The band explained that the first single released back in April, “Past Lives“, deals with self reflection:

“The world is not static, it’s made new over and over again. But we tend to live the same patterns in a loop…But our world is not fixed, it’s constantly reemerging, and we can change it into whatever we want.”

They went on to explain how this paralleled their songwriting styles in the past and how they wanted to change as they moved forward as musicians. They later expanded on this when talking about the second single released in early June:

“Lyrically, ‘Villainy is about realizing that you have the ability to change your situation, that you can start again everyday. We applied that to how we made music this time around.”

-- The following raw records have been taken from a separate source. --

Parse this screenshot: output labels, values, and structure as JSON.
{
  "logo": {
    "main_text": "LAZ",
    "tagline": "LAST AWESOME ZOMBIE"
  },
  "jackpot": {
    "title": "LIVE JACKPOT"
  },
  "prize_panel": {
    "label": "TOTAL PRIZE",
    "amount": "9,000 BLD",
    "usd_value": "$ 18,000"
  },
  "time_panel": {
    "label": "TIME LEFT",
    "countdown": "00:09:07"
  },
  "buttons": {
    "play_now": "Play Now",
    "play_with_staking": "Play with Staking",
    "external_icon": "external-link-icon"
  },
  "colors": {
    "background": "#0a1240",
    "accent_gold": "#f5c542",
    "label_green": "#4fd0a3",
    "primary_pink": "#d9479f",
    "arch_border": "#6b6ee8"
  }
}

When listening to “Villainy” you can almost sense the band telling you to give their new vibe a shot as they sing “It takes a moment for your eyes to adjust. Step back into the sun.” By the time their final single, “Fountain of Youth“, released on July 7th the band was truly embracing their new direction: “We can say whatever we want. We can say whatever we need.”

So what should we expect from Sunlit Youth? Well, the reality might not please everyone, because come that day in early September we will be listening to a different Local Natives than we are used to. There might be more synthesizers in the mix. There might be less emphasis on group harmonies and more of a focus on Taylor Rice’s vocals. There might be more conviction and self-analysis in their lyrics. Although this might be an evolved Local Natives, they are still the band we fell in love with six years ago. Besides, it doesn’t really matter what we think – they can say whatever they want, and I think, come September 9th, we should listen.

Artist to Watch: Transporting Planets

Hailing from Southern California, Transporting Planets is a shoegaze band consisting of Omar Akrouche, Eric Van Thyne and Gavin Baker. Self-described as “lively shoegaze,” the band initially took foot when Van Thyne recorded songs, that are on their first EP, and Akrouche and Baker joined when Van Thyne needed a live band. Since then, Van Thyne still records much of the instrumentals, however, Akrouche and Baker appear on various parts of the band’s album, especially on their recent self-titled record, Transporting Planets. The band plans to release an EP that includes b-sides from their previous EPs and albums. Transporting Planets encompasses an eclectic sound that dives listeners right into the world of shoegaze.

Artist to Watch: Young and Sick

When it comes to the brainchild of artist/musician Nick Van Hofwegen, there is something about him that keeps listeners coming back. Currently on tour with Chance the Rapper, he also played Austin City Limits during both Fridays.

Having just released a new album, it seems like Young and Sick can do pretty much anything. Having done artwork for bands such as Foster the People and Maroon 5, Hofwegen seems to receive a mass amount of well-deserved attention, especially with his work for Foster the People.

Whether or not you like R&B-influenced music, there is something in store for everybody from this Dutch artist. Young and Sick is definitely getting the attention he deserves, and is well on his way to becoming bigger and better.

Artist to Watch: Jordan Velez

Oh, melancholic ballads about love, and heartbreak, and the complicated love-hate relationship we have with them. On one hand, there is something about them that tugs the heartstrings in us all, and on the other, there always seems to be something about them that always sounds (even if vaguely) so similar to each other. But, it seems as though Jordan Velez, singer-songwriter, photographer, filmmaker, and a seemingly busy person overall, adds his own darker twist to these ballads. Whether or not you have had your heart shattered or not, there seems to be an element in Velez’s songwriting that everyone seems to relate to.

Originally getting into music when he was seven and his father introduced him to the beat machine and taught him how to layer synthesizer ok top of drum and bass and so on and so forth. Ever since then he has not stopped making music, ranging from simple beats with synth melodies, or vocals over chord progressions.

Whether you have been listening to Velez since his debut and eagerly awaiting his latest album or a new fan casually listening, there is something in his music for everyone.